- Haven’t seen the official announcement as yet, but it’s interesting.
- Shows an emphasis on easy mobile sharing.
- OTOH, there’s lot of ways to share that seem easy enough.
- OTOOH, anything that reduces a swipe or a click is good. I assume that the codes are going to reduce some of the friction.
Were Metal Stirrups The Making Of The Mongols?
- “Many historians believe [the Mongols’] power stemmed from an incredibly simple technological innovation: the stirrup.”
- Stirrups are a big deal. You can ride longer. Less likely to get knocked off your horse during battle.
- Leather loops were early forms of stirrups.
- “In 2016, archaeologists at the Center of Cultural Heritage of Mongolia unearthed the remains of a Mongolian woman dating back to the 10th century AD. Along with sturdy leather boots and some changes of clothes, she was buried with a saddle and metal stirrups described as in such good condition that they could still be used today. The stirrups are one continuous thick piece of metal with an open loop for a saddle strap on the top and a wide, flattened, and slightly rounded foot rest. The stirrups had to be comfortable and tough, because Mongols used them to ride in a way no one else rode.”
- The Mongols were described as riding standing up. They practiced hard in this position, and learned to maintain balance and horse control, hands-free. That meant they could pivot at the waist, and use weapons, making they flexible and formidable in battle. They could flow smoothly while the horse moved under them.

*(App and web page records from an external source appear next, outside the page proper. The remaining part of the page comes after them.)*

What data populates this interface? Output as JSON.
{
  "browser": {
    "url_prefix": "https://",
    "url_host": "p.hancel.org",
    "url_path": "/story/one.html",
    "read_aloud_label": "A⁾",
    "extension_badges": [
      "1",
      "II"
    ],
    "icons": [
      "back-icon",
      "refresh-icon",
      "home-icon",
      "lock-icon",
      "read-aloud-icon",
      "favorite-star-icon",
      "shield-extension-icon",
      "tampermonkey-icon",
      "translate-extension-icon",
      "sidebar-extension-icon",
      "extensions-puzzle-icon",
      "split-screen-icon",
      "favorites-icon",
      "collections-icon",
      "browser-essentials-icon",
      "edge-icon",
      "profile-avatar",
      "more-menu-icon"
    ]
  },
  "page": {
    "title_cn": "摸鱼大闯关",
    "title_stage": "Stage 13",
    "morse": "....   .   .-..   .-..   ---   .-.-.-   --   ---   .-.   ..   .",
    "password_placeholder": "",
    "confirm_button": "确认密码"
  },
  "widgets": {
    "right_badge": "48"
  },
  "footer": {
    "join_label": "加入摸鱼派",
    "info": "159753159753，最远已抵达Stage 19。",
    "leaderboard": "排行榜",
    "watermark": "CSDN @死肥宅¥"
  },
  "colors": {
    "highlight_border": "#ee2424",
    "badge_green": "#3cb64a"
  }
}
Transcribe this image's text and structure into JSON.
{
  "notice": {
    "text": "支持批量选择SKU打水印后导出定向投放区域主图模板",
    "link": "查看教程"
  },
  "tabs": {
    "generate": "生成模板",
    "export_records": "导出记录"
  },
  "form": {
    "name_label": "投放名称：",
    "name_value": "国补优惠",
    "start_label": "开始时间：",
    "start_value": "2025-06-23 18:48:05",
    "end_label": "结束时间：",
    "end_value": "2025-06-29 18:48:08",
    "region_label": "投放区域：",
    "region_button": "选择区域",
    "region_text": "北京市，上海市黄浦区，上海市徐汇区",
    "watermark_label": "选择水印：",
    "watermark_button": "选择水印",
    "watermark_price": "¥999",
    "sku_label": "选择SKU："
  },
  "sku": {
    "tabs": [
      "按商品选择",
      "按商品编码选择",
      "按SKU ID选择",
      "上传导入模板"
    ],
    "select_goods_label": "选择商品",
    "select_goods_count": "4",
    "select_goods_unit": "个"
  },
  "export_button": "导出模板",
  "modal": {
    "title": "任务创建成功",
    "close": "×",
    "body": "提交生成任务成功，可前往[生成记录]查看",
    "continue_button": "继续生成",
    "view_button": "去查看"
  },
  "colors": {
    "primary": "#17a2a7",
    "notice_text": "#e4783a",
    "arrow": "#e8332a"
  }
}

- Reminded me of being a kid and riding a mountain bike down a hill. You had to let the bike move around underneath you, or you’d get thrown off.
Making Sweet EV Money With The Tesla 3
- EV’s have been loss leaders for automotive companies.
- But Tesla makes money on the Model S, and it looks like they might make money with the Model 3. Sort of important with the Model 3, since this is a mass production car, not a boutique special for rich people only.
- “Whether or not they will manage to is still up for debate, but an analyst today came out with a note predicting that they will be able to achieve a ~25% gross margin – comparable with the Model S’ margin.”
- “It would be a game changer for Tesla since at a planned production of 400,000 units per year and an average sale price of ~$45,000, it would represent $18 billion in revenue and roughly $4 billion in gross margin from a single vehicle program. In the process, it would remove the popular talking point in the auto industry that reasonably priced all-electric vehicles can’t turn a profit.“
Content I Like
Sam Harris “Waking Up” Podcast
- Thoughtful, interesting topics.
- Neuroscience, cognition & consciousness, science, societal implications of xenophobia, true racism vs. political correctness, does man truly have free will, genetic engineering, artificial intelligence, the ethics of eating meat.
- Sam is best known as an atheist, and an anti-religion attitude comes up frequently in his content. Fair warning if that will put you off.
Today I Learned
Animals that are mobile and (relatively) mature immediately after they are born. For example, baby bunnies are born fully furred and with their eyes open.
The first microwave oven developed by a Ratheon engineer:
It weighed about 750 pounds and was nearly 6 feet tall. It also required water cooling, so it had to have water lines run to it.
The beta microwave was placed in a restaurant in Boston for testing. Raytheon introduced a commercial microwave oven, the 1161 Radarange, in 1954. It was expensive — priced at $2,000 to $3,000 (the equivalent of $16,000 to $24,000 in today’s cash).